One big issue with this film is the breaks from the action completely kill any build up or tension. A film like The Raid wasn’t 100% action, but even during the breaks from the fighting we were kept engaged as the tension increased. We were worried for the characters and then before too long, it was on to the next set piece until we received the amazing climactic fight. Something a little lighter like The Expendables 2 had humor and light moments but the character interactions were great and the humor was usually on point, which made it work. For Hardcore Henry, it didn’t work quite as well.
Between the chases, fights, and shootouts we get some iffy humor from Jimmy, one song and dance number that was so ridiculous it was actually kind of funny, and mostly uninteresting exposition from Jimmy and the villain as they explain their different motives for us. Some of these things drag a bit too much, bringing the action to a halt before kick-starting it again a few minutes later. Don’t get me wrong, it’s a good thing to break from the action, but to completely kill the momentum with sometimes boring/dragging sections of exposition takes away from the film, lessening its potential of being one of the best action films of the year.
A motorcycle with a minigun-mounted sidecar, because reasons.
It should be said that this movie is not for everyone. A healthy dose of the action is surprisingly coherent for being first-person but the camera is always moving and there are numerous times where those with even mild motion sickness would be in trouble as the camera shakes about wildly. Additionally, there are moments of graphic violence. These moments aren’t too frequent, but if you aren’t a fan of blood and gore, this probably isn’t for you. If you want a sample of what to expect, check out the movie’s writer/director Ilya Naishuller’s 2013 music video/short film, Biting Elbows: Bad Motherfucker, which gained him a lot of popularity. I came across it a few years back, finding it to be pretty fun and it also gives you a good idea of how the action works.
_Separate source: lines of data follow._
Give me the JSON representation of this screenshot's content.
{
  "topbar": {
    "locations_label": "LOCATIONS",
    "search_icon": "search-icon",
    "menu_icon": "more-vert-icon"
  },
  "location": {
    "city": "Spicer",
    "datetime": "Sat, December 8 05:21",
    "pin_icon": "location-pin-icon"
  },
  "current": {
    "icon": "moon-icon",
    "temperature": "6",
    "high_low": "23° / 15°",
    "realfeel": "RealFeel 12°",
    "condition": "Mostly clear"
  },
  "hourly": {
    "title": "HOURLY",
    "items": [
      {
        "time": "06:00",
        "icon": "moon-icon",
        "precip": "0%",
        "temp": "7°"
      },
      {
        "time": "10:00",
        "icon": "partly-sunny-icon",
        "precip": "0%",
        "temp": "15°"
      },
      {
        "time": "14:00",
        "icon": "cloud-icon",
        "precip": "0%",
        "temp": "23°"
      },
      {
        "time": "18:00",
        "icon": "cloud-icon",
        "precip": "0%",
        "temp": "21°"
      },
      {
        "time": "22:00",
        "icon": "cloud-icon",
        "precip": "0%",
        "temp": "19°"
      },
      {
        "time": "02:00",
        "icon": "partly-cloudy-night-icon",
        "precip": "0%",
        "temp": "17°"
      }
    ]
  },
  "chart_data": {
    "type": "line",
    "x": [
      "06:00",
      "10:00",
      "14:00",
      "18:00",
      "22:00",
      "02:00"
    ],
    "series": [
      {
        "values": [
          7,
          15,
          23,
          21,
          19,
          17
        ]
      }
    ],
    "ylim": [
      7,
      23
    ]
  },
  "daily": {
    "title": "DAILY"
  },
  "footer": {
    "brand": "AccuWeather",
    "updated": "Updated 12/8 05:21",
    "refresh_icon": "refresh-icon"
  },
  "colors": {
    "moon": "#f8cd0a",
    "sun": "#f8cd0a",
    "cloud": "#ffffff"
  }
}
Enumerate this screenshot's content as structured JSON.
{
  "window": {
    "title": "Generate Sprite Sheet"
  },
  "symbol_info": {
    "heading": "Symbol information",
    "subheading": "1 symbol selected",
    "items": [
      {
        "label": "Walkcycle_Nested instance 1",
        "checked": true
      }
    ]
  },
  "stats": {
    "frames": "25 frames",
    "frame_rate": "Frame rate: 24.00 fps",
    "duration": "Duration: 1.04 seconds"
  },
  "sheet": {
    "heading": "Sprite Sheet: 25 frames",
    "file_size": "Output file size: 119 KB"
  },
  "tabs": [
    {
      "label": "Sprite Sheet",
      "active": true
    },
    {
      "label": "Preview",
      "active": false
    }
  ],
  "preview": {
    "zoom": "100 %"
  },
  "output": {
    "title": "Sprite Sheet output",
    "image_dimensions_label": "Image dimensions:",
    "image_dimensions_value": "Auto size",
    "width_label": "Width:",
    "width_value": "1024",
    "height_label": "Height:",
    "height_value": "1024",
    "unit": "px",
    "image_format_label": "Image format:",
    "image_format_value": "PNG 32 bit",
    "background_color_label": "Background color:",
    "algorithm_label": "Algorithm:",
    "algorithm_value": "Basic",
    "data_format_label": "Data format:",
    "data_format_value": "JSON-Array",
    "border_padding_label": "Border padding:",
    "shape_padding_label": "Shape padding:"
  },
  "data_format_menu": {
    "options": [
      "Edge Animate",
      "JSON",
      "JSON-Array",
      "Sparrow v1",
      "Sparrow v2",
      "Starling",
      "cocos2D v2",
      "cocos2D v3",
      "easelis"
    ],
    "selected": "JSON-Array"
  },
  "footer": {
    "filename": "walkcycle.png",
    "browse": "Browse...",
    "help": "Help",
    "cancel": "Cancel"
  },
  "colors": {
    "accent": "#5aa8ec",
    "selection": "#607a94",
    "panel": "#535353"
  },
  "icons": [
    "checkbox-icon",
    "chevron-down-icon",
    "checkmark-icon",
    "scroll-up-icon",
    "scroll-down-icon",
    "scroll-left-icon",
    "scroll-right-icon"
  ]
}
While on the subject of the filming style, it should be noted that despite the shaky-cam first-person perspective, this is nothing like a found footage film as I have seen some suggest. Found footage is similar in that it is shaky and is always from one of the character’s perspectives- whoever happens to be holding the camera and filming the boring woods/Godzilla-lite/trolls/zombies. They typically try to make the scenes long takes with minimal cuts, at least as minimal as you can tell, thanks to some movie magic. Hardcore Henry doesn’t try that, not even a little bit. Sure, we’re seeing things through his robotic eye but there are noticeable cuts throughout the film, even mid-action. There is also an actual soundtrack, something always missing from found footage.
Hardcore Henry is not the most violent, nor the most action-packed. It has plenty of fun action, though it is sometimes held back by the incoherent POV style. It is not serious and it doesn’t try to be, though sometimes it drags a bit too much for its own good. For those able to take the constant, sometimes frantic camera movements, this is a unique experience with some entertaining action set pieces. If it weren’t for the POV style, this would most likely be an average action flick, but being first-person sets it apart from other films, making this one that any action movie fans without motion sickness should check out. I sincerely hope to see more of these types of films in the future. With some minor improvements to story flow and finding a way to stabilize the camera a bit more, films like this could become a seriously fun subgenre in the action movie world.